Entries from a dataset of interfaces
___

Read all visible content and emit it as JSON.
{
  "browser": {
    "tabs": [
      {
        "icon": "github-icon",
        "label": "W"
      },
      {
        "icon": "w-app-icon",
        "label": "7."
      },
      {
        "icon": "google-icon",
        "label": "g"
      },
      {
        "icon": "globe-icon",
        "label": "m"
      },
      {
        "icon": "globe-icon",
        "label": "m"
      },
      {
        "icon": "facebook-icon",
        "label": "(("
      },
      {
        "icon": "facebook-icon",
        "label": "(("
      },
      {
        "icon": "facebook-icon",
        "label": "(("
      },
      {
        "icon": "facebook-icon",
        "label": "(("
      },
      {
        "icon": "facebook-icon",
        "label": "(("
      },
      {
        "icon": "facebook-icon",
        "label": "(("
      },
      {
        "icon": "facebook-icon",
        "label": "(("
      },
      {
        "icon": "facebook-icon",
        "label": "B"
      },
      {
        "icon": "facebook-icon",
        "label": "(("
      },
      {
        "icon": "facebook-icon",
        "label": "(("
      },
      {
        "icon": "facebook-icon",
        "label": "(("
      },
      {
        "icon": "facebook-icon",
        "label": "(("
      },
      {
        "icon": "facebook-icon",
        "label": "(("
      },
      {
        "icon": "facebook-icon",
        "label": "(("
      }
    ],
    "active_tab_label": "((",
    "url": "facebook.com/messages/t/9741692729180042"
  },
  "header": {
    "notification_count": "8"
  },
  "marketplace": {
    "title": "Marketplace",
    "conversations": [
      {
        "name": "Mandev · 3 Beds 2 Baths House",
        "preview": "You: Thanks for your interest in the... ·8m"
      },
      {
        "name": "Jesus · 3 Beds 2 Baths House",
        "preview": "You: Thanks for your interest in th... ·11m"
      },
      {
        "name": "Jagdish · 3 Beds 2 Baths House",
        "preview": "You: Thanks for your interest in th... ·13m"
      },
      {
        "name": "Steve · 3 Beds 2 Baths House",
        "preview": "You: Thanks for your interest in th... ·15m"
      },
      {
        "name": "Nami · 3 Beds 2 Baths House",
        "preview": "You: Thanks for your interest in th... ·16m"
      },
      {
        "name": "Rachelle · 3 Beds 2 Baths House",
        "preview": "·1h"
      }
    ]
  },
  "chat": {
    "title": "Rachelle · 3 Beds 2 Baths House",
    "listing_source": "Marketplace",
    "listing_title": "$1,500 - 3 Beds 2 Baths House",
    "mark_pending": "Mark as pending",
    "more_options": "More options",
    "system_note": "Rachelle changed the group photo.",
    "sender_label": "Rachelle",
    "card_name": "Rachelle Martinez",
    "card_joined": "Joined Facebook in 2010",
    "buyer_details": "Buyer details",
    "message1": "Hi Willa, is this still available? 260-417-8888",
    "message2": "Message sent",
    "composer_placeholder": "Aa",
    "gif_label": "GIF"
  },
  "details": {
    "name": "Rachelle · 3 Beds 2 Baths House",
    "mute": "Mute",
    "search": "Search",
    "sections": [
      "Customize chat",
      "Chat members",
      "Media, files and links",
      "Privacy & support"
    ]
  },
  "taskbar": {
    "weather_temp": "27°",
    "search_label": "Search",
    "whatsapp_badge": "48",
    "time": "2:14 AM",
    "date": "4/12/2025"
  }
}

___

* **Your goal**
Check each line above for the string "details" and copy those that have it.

* **Output of the exercise**
    "buyer_details": "Buyer details",
  "details": {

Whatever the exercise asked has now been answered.